I went to a Quiz Night at my Legion. Long story, short – we wound up middle of the board, partly, because I couldn’t recognise Faye Dunaway on the photo round, and partly because the music round consisted, largely, of music we knew but couldn’t name. However, we did have a supper of cheese, pâté and a vast amount of bread. It was pretty terrific.
Now, somewhere round the middle of the Quiz, we had a break. I scuttled over to the bar because – obviously. It’s what I do. The Guinness doesn’t drink itself. Luckily.
Anywho, while I was standing at the bar, making small talk with the barmaid and waiting for my drink to settle, a chap I know enough to say ‘hello’ to wandered over, took me to one side and said that he’d read my first book.
I thanked him – which is the right thing to do. It might seem counter-intuitive because – surely I should wait until he says he liked it, right?
Not so. The man bought the damn thing and bothered to open it. That, though seemingly small, is a success.
So, thanks given, he told me that, even in the first few pages, he felt I had such a gift for description that he had no business entertaining the notion of writing something himself sometime.
I promise, I am not posting this so we can all think I’m brilliant. At least, not until the next paragraph. You ready? Here we go…
I shook my head and told him that he must write. If he had something to say, someone would want, or even need, to hear it. Even if he only does it for himself, if the need is there, it shouldn’t be suppressed. He must write. Authors can’t and shouldn’t compare themselves to each other. It’s not a competition. I wouldn’t turn down Jeffrey Archer’s money, but I couldn’t begin to write like him. Or do much of anything else like him.
All of us see things differently.
But I extend my Guinness-soaked advice to all the writers out there: you must write.
He walked away chuffed, and my Guinness was the right shape when I wandered back to my table.
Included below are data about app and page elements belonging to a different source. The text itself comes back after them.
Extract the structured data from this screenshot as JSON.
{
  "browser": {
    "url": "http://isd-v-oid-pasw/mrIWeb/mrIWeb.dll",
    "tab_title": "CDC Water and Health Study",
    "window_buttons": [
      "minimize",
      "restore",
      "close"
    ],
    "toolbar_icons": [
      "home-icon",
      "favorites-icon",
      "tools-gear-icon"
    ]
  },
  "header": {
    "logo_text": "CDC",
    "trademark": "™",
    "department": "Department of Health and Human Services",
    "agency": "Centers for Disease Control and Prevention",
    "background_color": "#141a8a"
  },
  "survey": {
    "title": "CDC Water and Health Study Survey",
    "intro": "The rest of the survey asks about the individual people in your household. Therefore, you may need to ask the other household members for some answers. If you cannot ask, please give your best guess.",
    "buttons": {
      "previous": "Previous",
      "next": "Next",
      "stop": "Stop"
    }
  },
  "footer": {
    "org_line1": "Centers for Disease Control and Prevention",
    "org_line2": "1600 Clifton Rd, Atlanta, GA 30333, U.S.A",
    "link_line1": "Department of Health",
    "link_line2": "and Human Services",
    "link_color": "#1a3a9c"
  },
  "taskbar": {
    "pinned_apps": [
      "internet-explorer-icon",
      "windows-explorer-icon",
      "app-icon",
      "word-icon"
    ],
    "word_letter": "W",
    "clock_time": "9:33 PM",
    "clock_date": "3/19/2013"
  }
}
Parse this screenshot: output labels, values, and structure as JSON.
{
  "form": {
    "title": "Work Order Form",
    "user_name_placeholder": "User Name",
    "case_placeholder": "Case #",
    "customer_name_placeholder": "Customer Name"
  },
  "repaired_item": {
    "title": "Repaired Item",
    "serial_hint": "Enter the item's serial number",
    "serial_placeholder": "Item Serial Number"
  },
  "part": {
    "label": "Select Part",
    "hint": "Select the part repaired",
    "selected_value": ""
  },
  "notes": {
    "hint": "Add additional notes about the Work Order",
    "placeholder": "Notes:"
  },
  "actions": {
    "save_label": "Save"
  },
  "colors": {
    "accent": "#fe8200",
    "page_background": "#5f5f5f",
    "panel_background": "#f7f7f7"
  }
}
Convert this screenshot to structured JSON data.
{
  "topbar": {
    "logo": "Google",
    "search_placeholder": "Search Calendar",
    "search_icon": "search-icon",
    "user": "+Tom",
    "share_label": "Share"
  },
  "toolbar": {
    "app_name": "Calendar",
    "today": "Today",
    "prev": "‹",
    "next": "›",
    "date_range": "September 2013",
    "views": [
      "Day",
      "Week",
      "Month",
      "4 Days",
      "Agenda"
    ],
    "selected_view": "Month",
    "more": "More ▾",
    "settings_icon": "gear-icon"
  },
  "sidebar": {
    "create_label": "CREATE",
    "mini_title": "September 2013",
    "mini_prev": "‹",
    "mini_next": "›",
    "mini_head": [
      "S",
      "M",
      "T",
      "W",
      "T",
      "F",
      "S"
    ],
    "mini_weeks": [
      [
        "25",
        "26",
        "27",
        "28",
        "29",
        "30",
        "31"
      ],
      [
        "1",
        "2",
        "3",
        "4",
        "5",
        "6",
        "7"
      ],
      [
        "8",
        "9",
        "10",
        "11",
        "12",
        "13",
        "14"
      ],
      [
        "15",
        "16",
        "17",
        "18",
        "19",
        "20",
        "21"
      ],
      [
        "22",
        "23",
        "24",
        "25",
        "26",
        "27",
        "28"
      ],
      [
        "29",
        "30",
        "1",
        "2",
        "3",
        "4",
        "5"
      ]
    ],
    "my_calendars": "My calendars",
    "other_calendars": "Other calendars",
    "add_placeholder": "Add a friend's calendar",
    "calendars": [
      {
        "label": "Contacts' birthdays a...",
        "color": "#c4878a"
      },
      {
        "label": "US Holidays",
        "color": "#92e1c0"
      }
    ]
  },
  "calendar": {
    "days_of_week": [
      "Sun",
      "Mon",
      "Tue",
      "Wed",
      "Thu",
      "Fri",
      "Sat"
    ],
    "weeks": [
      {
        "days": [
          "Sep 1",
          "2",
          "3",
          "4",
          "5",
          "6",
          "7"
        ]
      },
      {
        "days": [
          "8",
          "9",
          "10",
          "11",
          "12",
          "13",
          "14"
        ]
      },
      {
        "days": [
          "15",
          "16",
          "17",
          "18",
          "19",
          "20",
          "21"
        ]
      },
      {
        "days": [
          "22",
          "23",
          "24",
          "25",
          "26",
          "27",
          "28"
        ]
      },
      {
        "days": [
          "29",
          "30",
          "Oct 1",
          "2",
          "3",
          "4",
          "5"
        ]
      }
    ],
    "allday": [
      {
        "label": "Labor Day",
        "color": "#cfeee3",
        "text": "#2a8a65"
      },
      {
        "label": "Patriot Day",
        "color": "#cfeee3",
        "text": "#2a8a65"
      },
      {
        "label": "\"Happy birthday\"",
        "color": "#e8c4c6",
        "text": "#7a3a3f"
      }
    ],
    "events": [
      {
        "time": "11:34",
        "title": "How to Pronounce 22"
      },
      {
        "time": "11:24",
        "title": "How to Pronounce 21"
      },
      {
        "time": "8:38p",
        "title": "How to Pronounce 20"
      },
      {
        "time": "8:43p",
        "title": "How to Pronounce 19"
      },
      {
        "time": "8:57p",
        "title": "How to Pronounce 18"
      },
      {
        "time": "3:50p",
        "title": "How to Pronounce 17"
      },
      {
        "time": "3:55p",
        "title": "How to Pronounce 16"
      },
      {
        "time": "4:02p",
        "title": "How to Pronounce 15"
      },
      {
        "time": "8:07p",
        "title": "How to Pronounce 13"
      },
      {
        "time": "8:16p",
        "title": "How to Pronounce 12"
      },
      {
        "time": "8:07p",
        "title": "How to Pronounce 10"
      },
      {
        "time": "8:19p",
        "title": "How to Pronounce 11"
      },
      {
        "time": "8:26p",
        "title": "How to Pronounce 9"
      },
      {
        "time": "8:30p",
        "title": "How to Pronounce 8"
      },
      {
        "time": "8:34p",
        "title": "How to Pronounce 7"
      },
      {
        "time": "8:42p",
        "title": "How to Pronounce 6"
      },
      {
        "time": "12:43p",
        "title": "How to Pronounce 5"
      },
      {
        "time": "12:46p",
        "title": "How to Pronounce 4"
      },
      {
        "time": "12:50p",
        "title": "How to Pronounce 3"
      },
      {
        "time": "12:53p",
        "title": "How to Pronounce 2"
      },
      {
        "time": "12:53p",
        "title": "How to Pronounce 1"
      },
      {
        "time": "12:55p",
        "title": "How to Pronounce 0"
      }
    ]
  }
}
So, there you have it, writers: A writer’s voice is special and individual. Admiration of others is lovely and, when you’re on the receiving end, is always nice to hear, but sounding like yourself is vital. It’s what speaks to a reader.
Conversely, the next day, I was working behind the bar, and a chap who I know has written a couple of books came in. He saw my proof copy of ‘Other People’s Granddads’ sitting on the bar, waiting for someone to flip it open and find a world of fellas, and he frowned.
“Did you write this?” He asked me.
“I typed it,” I replied. “The fellas told the stories. I wrote them down.”
He threw his hands up. “As if I need the competition!”
A few heads turned. There was a dreadful silence. An embarrassed – thankfully momentary – silence.
I did a very similar speech to the night before – although, arguably, with slightly more alarmed eyebrows – and once he’d calmed down, he forced on a smile and assured the rest of the crowd that he wished me nothing but the best. To give him his due, he back-pedalled as hard as he could and I thanked him, but it was really rather awkward.
Two main points to this post:
1) It’s not a competition. It’s more important to walk your own path than worry too much about what anyone else is doing.
2) If you’re going to stomp around like an angry toddler, make sure your readership isn’t watching.
All right, then. Carry on.